Saturday, September 26, 2015

Oman's History of the Peninsular War - Vol. 3

Just downloaded Felbrigg's latest, a recording of Volume 3 of Oman's massive history of the Peninsula war.  I've enjoyed the first two volumes and I'm about two chapters into the third, which is just as good.  Great stuff to listen to while you're painting. 

The recording is available via Audible and is about $24, which is around $1 per hour of recording. Good value in any man's language. 

For anyone with an interest in the Peninsula war, the Napoleonic period or military history in general, recommended. 


  1. Oman is a neglected treasure these days, and I'm genuinely glad that someone is doing this, but I have to say that your "any man's language" reference is unfortunately apt. I found in Vol.1 that the aggressive Anglicisation (is there such a word?) of all possible names and places which happened not to be English was jarring and so over the top that i can only assume it was deliberate. Generals JOONOT and LOYZON and so on. I've observed before in some British military chappies (notably battlefield guides) that all foreign words are corrupted as a matter of obligation - it's kind of expected - Pen & Sword serve as a recent example. The spirit of Wipers lives on. Kwatra Brar. Almeedia. Much, much more. Get a grip, gentlemen.

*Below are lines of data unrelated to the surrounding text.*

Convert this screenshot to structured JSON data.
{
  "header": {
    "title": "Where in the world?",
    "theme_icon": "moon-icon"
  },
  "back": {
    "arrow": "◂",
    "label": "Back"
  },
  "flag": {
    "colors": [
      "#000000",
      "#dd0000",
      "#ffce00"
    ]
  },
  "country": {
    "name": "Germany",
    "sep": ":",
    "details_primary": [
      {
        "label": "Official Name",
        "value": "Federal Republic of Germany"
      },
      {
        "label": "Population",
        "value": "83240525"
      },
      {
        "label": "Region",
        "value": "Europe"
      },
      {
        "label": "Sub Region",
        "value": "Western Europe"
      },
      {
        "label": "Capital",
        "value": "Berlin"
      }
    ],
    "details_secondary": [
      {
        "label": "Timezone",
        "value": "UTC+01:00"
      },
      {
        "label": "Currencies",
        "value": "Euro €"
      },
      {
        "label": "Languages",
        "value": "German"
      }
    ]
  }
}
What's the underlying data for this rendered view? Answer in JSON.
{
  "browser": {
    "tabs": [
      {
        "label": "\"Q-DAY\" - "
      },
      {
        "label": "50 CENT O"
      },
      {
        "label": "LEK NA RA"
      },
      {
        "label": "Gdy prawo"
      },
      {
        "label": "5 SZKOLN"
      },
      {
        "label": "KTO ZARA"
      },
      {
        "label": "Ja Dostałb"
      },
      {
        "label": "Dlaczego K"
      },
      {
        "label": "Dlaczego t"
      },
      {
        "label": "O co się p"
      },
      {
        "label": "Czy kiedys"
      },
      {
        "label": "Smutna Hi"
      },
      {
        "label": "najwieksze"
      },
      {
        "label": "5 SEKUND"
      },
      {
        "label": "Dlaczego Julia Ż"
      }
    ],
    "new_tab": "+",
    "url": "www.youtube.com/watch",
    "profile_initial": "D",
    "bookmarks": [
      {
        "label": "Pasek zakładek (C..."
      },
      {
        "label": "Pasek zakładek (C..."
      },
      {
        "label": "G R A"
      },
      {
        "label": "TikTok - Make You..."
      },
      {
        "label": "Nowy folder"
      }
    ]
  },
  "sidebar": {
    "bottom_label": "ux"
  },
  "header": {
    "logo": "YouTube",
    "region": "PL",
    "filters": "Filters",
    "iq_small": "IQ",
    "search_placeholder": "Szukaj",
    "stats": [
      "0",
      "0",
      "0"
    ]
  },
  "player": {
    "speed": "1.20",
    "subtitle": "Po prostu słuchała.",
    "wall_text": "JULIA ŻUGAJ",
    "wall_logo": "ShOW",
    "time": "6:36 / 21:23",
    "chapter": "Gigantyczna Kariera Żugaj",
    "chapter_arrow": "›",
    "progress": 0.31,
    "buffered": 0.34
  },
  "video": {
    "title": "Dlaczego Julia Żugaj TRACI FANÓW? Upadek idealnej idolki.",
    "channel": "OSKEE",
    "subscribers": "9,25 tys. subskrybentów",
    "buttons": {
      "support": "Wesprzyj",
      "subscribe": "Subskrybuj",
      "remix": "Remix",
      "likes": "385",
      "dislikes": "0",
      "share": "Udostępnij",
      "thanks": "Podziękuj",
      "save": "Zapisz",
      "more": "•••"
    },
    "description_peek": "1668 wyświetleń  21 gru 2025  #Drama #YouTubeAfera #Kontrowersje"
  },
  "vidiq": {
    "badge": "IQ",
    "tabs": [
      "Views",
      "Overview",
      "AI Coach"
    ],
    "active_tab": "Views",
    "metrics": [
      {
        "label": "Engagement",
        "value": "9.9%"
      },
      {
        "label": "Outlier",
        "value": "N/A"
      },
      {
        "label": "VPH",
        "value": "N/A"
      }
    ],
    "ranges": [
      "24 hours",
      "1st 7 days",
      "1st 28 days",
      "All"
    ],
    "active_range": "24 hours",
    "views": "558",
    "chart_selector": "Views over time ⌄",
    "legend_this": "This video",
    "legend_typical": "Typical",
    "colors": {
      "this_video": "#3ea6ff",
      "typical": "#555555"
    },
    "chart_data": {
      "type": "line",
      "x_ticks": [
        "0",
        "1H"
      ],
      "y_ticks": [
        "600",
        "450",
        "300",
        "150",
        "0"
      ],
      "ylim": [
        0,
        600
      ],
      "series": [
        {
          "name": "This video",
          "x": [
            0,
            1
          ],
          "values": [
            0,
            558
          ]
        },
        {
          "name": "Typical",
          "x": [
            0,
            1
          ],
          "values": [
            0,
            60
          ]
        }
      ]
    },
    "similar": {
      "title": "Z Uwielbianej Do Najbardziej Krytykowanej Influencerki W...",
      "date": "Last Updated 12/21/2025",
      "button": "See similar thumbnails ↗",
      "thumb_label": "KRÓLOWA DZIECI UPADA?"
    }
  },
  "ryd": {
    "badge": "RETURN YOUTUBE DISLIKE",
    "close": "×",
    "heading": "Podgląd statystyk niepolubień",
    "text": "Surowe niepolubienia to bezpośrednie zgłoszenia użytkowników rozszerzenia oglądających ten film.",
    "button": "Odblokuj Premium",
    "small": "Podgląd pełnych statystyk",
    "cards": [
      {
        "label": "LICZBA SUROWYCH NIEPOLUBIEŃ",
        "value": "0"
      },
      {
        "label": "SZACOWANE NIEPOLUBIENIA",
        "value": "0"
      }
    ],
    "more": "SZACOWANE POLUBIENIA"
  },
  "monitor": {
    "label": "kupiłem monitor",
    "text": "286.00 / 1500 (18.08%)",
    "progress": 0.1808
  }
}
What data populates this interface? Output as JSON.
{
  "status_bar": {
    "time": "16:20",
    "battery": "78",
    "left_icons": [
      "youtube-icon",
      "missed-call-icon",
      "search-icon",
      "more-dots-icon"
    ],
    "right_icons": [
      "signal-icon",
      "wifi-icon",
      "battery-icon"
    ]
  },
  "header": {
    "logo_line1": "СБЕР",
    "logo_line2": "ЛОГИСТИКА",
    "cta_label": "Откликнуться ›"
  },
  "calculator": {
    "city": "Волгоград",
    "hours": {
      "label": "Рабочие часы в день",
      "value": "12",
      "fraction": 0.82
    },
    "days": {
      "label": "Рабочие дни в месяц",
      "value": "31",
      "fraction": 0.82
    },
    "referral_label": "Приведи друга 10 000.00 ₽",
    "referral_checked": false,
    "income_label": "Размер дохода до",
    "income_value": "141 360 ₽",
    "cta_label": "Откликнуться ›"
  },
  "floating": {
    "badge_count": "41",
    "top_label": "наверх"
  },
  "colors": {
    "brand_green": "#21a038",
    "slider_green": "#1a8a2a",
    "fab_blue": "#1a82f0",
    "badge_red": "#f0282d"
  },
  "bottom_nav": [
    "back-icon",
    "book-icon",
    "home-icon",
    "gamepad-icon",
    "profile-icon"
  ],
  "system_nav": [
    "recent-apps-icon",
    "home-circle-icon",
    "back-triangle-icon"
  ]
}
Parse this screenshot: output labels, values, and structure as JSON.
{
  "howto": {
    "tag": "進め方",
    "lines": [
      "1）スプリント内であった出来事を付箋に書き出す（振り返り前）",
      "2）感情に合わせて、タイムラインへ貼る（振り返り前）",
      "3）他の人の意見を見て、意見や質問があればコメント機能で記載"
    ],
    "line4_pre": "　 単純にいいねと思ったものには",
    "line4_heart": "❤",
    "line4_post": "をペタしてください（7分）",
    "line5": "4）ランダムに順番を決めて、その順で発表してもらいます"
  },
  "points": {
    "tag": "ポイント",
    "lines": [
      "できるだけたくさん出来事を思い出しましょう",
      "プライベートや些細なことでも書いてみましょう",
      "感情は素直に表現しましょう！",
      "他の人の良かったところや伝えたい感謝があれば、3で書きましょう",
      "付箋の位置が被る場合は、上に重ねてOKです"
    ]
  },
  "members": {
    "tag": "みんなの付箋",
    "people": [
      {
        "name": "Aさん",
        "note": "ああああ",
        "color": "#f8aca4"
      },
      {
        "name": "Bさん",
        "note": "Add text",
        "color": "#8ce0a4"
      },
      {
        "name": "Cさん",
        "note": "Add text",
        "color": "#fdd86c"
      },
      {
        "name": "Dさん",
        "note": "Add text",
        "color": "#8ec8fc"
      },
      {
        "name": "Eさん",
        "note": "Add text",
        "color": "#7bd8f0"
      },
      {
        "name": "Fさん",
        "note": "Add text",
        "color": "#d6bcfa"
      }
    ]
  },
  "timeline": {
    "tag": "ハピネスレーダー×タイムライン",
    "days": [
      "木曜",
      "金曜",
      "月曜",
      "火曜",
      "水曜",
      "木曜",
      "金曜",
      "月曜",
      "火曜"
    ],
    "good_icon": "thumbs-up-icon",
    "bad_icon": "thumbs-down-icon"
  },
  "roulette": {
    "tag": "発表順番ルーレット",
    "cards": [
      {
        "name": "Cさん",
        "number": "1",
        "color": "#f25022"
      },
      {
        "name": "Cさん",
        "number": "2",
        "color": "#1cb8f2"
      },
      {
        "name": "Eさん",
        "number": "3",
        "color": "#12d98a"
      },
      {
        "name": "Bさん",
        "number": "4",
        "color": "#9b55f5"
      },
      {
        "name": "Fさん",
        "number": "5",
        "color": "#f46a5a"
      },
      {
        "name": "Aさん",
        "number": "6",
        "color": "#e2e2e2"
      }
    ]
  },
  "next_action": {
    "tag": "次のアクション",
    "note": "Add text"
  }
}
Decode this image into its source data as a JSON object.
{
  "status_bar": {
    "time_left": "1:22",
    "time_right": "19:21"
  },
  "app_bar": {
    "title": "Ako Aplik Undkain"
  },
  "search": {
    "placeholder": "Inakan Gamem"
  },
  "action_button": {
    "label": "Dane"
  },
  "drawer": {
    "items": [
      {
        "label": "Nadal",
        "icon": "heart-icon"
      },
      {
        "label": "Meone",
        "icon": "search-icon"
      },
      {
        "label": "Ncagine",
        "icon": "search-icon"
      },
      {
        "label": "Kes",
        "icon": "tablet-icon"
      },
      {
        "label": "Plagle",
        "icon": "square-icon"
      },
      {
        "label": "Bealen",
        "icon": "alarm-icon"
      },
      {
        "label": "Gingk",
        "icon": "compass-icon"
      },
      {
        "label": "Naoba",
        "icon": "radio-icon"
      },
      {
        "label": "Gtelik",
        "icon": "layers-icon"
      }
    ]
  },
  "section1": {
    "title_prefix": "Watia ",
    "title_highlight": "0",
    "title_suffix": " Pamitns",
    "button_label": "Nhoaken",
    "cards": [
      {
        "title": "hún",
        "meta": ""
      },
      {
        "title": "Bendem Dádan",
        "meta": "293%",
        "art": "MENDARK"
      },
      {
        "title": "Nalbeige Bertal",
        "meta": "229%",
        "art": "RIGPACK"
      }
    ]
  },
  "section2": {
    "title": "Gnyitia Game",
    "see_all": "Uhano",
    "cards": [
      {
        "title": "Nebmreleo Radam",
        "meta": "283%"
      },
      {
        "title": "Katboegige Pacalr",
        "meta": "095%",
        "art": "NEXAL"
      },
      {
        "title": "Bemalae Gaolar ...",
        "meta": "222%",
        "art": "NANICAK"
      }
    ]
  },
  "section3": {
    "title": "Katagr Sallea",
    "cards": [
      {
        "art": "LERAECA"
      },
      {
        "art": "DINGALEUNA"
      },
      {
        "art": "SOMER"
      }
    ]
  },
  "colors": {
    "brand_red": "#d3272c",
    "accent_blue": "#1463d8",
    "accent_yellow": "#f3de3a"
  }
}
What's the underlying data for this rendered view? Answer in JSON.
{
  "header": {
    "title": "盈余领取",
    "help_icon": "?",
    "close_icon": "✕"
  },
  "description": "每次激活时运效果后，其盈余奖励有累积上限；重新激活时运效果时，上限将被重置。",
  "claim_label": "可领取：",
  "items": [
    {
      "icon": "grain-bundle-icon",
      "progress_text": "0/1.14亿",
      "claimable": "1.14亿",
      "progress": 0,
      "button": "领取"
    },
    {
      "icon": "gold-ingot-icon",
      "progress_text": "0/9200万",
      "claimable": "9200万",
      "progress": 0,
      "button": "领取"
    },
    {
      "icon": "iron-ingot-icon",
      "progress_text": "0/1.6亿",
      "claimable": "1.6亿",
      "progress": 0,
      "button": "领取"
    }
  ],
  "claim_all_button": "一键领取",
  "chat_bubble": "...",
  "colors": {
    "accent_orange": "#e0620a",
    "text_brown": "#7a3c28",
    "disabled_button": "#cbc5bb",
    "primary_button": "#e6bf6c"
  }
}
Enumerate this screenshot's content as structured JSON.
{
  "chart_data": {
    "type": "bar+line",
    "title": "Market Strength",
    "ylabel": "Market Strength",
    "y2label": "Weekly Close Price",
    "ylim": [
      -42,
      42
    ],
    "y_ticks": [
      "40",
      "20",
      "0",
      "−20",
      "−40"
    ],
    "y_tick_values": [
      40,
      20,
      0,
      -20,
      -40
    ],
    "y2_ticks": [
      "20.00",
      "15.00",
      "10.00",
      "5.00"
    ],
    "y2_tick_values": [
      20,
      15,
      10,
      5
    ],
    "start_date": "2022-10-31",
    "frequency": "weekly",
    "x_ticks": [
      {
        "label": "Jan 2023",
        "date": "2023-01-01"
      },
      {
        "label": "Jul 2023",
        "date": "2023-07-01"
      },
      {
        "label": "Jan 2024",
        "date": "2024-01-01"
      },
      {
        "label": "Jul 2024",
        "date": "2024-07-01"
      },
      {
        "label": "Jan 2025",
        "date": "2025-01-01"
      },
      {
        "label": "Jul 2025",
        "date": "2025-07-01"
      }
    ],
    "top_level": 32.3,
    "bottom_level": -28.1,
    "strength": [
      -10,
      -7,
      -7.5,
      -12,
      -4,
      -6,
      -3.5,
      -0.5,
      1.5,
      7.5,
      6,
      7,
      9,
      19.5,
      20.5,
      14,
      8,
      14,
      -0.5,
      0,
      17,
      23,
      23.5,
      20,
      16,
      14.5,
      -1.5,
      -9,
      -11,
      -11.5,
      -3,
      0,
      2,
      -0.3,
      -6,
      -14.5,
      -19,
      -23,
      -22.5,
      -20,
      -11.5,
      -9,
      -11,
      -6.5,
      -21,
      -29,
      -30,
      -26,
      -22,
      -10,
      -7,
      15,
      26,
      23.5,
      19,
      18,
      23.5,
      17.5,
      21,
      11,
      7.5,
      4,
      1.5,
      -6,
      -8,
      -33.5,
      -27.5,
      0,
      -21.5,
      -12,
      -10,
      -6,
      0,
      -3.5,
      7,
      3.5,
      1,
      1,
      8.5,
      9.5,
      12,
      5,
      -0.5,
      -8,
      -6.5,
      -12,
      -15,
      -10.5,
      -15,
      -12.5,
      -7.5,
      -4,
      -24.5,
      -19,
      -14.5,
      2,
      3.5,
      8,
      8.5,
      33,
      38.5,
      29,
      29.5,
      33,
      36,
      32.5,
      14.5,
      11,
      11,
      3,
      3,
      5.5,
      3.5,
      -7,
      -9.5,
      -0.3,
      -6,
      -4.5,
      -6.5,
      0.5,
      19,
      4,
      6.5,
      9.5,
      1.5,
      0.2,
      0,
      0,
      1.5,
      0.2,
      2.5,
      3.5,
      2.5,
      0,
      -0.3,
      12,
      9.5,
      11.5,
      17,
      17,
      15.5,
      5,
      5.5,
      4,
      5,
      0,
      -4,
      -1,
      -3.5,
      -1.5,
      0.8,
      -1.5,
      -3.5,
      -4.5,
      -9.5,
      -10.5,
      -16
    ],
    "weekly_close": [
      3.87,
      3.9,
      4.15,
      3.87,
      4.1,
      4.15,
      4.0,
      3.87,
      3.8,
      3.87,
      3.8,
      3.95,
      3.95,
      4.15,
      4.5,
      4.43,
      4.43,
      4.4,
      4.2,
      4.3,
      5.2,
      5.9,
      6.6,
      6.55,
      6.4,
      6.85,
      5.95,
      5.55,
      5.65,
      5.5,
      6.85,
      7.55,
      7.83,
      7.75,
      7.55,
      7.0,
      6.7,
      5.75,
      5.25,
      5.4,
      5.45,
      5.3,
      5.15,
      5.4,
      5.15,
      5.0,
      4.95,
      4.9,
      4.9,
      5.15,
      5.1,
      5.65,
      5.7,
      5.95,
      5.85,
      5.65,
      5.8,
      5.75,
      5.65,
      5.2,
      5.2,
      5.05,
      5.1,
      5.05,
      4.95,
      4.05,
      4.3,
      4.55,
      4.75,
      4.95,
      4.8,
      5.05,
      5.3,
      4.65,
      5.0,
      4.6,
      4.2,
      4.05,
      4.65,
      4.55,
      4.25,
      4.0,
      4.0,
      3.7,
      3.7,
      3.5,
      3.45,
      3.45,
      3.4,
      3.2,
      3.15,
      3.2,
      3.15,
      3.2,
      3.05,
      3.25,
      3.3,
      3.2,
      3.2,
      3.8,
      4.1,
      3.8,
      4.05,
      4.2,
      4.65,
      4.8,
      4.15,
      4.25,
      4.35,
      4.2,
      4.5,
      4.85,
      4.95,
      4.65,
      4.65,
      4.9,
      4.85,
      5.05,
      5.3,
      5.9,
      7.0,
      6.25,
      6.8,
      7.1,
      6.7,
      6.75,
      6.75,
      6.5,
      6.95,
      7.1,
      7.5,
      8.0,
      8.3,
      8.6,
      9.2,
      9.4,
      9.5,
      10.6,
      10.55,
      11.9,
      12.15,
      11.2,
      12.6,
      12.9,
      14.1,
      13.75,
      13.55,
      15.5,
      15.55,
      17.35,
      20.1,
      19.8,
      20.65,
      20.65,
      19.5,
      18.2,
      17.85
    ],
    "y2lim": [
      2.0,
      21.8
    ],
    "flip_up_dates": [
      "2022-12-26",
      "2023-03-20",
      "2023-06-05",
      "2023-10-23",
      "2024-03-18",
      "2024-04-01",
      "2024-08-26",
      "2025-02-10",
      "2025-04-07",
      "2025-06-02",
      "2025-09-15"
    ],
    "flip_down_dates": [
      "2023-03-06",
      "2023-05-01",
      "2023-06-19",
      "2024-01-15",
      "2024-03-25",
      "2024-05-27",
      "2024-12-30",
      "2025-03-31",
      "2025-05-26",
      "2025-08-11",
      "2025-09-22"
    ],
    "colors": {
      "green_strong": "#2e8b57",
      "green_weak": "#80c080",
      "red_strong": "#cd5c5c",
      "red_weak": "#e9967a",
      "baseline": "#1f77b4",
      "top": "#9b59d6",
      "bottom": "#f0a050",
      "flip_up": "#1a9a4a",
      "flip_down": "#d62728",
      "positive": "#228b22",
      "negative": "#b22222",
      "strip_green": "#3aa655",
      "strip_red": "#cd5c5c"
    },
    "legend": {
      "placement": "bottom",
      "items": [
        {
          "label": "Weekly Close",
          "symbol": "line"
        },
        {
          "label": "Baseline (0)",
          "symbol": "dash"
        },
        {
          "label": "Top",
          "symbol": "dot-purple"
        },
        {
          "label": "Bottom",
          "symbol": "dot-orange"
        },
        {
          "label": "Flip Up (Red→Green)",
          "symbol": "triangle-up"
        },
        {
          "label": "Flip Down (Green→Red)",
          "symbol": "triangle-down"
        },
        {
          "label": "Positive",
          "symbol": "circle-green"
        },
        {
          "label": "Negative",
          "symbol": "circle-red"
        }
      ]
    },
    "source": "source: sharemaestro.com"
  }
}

    We've discussed this before - it is an unfortunate but inevitable property of warfare that it involves different nations and therefore different languages - I don't expect any snobbery or stupid affectation, but I do expect presenters and narrators to smarten up and recognise that. I've recently sat through all of the BBC WW1 DVDs, and all Thames TV's WW2 ones, and I have to say that the respective narrators, Messrs Redgrave and Olivier, did a thoroughly professional job, which kind of sets the standard.

    With respect, of course. Maybe the later volumes have improved in this respect?

    1. They're about the same. To be honest, it doesn't bother me. I'm very happy that the recording exists at all.

    2. Overall I agree, Mr Kink. I admit that this is a personal FOYble of mine, and it's not entirely because I'm a prig (though that undoubtedly contributes). When someone reads a book to me, it's nice if I can somehow suspend reality and pretend that the author himself is speaking - Dr Sir Charles Oman (or OMMIN, as we prefer to call him) was certainly an usually highly educated man and it grates a bit when his alter ego on the recording can't handle the words in his specialist subject...

      Vol.1 for me was fine, except that I had to keep checking with the book to see who the devil (and where) he was on about. Pity Sir Laurence Olivier [ELEPHANT] was unavailable for the gig.

      Regards - MS Fwee